The slow, meandering pace of this film almost put me off at first; most of the scenes are slow, the takes are long, conversations are long and winding, things felt like they were just taking a darn long time to get going. But that slow pace ended up sucking me into an affecting story despite myself.
Set in the theater world of Japan in the 1880s, it’s the story of Kiku (Shotaro Hanayagi), the adopted son of a renowned Kabuki actor. Kiku is being groomed to follow in the family business, and he is everywhere celebrated as the successor to his father’s theatrical dynasty – at least when he’s in the room. When he leaves, however, everyone gossips about how bad he is, largely because he’s spending his nights partying with the geishas instead of perfecting his craft. Kiku starts to question everyone’s praise, however, taking aside a couple trusted friends to get an honest opinion; but they too tell him no, everything’s fine. The first person to ever speak frankly with him about his talent is Otoku (Kakuko Mori), a servant girl in his family’s house; she’s the wet nurse for Kiku’s baby brother, but snuck out one night to watch him perform. And….she didn’t dig it. But – she eagerly tells Kiku – she believes he could be good if he started to really practice at it.
Otoku’s sincerity and faith touch Kiku deeply, and he falls for her hard, swearing off the partying and staying home to study his art. But of course, since Otoku is also there, Kiku’s family gets the wrong idea about why he’s home all the time now, and fires Otoku. An indignant Kiku announces he’s leaving as well; if he’s going to become an actor, he wants to succeed on his own merits instead of riding his father’s coattails, so he’s going to go off and pay his dues. And he’ll have Otoku with him when he does, so there.
The next several years are grueling for the couple, as Kiku struggles for gigs – regional theater here, cheap touring companies there – with Otoku struggling to hang on and support him, selling her few belongings and doing odd-job sewing to make ends meet. They go through poverty, sickness, and disillusionment, Otoku trying harder and harder to encourage Kiku to keep going. In desperation one day, when she sees that Kiku’s uncle is producing a show in the small town where they’re staying, she sneaks to him and begs him to cast Kiku in something, swearing that Kiku’s struggles have lead him to hone his craft. Kiku’s uncle makes her a deal: he’ll cast Kiku in his latest show and see how he’s doing. If Kiku’s really a better actor, they’ll bring Kiku back home to Tokyo – but without Otoku, since Kiku’s father never approved of their union. Do they have a deal?
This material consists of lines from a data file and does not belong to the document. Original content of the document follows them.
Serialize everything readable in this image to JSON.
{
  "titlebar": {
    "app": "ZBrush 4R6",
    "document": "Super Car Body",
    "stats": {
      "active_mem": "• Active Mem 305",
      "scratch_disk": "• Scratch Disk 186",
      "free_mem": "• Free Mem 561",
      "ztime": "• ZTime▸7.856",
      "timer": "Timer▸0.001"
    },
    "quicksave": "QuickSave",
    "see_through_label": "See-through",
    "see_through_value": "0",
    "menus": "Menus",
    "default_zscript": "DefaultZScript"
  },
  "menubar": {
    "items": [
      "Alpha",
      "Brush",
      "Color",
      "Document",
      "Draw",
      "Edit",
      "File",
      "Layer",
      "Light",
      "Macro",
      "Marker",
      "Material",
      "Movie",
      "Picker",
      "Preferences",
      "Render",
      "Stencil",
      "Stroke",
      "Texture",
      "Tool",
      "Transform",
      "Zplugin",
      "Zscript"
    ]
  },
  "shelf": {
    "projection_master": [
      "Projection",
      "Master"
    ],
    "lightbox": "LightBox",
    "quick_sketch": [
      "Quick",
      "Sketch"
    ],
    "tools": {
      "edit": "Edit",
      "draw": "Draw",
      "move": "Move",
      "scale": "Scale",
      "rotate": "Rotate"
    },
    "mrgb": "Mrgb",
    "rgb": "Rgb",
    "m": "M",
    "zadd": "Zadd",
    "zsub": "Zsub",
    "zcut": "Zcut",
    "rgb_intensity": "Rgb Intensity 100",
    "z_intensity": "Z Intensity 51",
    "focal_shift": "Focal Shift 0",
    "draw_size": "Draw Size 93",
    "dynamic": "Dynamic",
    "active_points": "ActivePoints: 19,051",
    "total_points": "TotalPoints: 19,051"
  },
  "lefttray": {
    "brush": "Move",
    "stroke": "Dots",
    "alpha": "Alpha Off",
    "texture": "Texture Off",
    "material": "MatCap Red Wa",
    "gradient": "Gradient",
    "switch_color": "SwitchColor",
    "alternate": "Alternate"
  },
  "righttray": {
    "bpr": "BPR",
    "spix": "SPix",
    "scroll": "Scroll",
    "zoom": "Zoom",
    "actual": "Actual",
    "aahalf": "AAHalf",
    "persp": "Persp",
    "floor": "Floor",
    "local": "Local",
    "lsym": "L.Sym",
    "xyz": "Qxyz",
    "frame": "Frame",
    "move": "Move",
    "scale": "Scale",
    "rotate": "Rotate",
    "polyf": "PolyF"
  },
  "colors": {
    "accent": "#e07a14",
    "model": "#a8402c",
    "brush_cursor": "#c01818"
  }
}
It’s a pretty soapy melodramatic plot. But the slow pace ended up working its patient magic with me, and I ended up sucked into the story; grieving with the couple when they were stuck in doing cheap show tours, rejoicing with Otoku when Kiku tracked her down after her dismissal. The calibre of Kakuko’s performance drew me in as well; there’s a moment when Kiku is giving that pivotal performance with his uncle’s company, with scores of different people watching eagerly from the wings, Otoku among them, to see what will happen. But Otoku can’t watch after a while, and flees to a space under the stage; but then she lingers, listening to his show, torn between hope for his success and pain for what his success would mean to her. She says nothing – only listens, aching.
The film also resonates with an old theater person like me; even though the performers are doing kabuki instead of something more familiar to Western eyes, there are some lengthy clips of Kiku’s performances that allow you to track his progress. There’s even an unintentionally funny bit where the road show Kiku’s in gets its contract cancelled early because the theater manager wants to bring in a female sumo act; and he’s brought the lady wrestlers in as muscle to evict the actors.
But it’s mostly a tragic tale, quietly affecting in its sincerity; much like the quiet Otoku.